I was dismayed to see Rick Kearns' article, ''Federal Grave Robbing of Taino Remains'' [Vol. 27, Iss. 25]. In this article, Mr. Kearns accuses New South Associates, and our client the U.S. Army Corps of Engineers, of the theft of Native artifacts and the unwarranted destruction of an archaeological site. Mr. Kearns' article was based on secondhand information, and we do not hold him responsible for repeating previous misstatements, but we encourage him to seek the full and complete story regarding this project and site.
The archaeological investigations in questions were completed in accordance with a plan developed and approved by the Puerto Rican State Historic Preservation Office and the Corps, and have been reviewed repeatedly by the SHPO and Corps and found to meet the requirements of their plan. Puerto Rican Law 112 is the basis for Mr. Kearns' statement that artifacts have been ''stolen'' from Puerto Rico. It does not apply to federal projects completed in accordance with federal historic preservation laws, specifically the National Historic Preservation Act. This is not New South Associates' determination - it is a determination that has been made repeatedly by the SHPO, Corps, other federal agencies working in Puerto Rico, and by Puerto Rico's governor. New South Associates has complied with all applicable laws, plans, and agreements pertinent to this project and in no instance are we or the Corps deserving of the charge that artifacts were ''stolen.''
New South Associates is extremely respectful of the rights and cultures of the First Peoples and has been an advocate of American Indian heritage on many occasions. The project co-principal investigator, Chris Espenshade, and the Corps archaeologist, David McCollough, have met with Taino representatives in Puerto Rico, shown them the site, and shared with them our findings and intent to produce a report that highlights the importance of their culture on the island.

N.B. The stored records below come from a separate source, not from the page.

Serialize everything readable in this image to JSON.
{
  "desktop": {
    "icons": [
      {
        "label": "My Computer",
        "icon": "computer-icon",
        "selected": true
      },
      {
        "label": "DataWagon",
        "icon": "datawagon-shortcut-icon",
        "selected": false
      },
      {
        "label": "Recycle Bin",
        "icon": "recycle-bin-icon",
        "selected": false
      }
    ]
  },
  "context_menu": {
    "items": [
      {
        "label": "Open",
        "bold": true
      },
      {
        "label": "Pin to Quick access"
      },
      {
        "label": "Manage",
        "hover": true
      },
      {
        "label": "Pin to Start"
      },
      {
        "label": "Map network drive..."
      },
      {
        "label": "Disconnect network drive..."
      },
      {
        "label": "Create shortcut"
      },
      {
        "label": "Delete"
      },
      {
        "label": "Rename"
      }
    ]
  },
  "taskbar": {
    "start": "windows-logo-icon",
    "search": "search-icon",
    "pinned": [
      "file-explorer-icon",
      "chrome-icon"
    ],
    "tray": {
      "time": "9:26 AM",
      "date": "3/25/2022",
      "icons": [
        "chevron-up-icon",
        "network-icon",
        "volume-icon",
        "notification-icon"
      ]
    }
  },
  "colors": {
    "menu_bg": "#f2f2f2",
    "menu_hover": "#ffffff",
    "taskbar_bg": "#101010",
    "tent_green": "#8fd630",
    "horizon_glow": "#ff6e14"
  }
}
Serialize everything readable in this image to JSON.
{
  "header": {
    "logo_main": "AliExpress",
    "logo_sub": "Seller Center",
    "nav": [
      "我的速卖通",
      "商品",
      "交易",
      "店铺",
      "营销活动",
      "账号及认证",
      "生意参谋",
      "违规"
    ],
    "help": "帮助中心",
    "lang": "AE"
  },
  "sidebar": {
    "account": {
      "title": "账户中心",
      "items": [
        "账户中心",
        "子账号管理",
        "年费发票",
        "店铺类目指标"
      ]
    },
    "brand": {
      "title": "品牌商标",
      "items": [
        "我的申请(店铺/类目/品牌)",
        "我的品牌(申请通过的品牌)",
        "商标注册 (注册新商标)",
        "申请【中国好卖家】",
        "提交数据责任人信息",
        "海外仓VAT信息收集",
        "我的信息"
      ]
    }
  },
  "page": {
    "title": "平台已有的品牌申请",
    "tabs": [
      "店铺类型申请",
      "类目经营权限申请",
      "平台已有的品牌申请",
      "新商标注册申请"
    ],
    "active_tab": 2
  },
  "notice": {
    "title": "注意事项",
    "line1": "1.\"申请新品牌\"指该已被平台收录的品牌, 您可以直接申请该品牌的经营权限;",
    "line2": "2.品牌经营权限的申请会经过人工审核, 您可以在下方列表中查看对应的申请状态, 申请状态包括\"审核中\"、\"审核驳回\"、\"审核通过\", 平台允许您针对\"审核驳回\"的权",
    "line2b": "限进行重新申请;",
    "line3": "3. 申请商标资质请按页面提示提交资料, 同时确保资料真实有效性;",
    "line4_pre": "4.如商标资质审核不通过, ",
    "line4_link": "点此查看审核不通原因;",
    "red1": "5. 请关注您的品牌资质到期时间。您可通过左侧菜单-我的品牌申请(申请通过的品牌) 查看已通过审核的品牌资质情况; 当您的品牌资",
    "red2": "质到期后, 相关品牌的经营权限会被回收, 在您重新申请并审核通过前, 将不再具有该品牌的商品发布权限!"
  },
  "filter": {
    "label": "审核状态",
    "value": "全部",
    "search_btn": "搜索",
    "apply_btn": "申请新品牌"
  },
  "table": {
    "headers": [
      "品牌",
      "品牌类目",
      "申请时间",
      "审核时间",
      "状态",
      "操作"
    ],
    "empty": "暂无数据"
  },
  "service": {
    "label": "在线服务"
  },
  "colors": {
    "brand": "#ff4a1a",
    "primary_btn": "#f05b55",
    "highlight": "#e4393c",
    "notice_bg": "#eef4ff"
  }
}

We are very pleased that our project has resulted in the discovery of a highly significant Native site that is now being preserved and we believe that its future interpretation and presentation by the government of Puerto Rico will further showcase the culture of the Taino, while preserving a place with obvious cultural and spiritual significance. And, we are confident that the Corps of Engineers will make certain the artifacts collected are returned to Puerto Rico once their analysis is complete. The Corps is actively working with the city of Ponce to create a new curation facility that can accept and care for this, and other, Puerto Rican collections, which will further benefit all with an interest in the Native heritage of Puerto Rico.
- J. W. (Joe) Joseph
Vice president, New South Associates Inc.
Stone Mountain, Ga.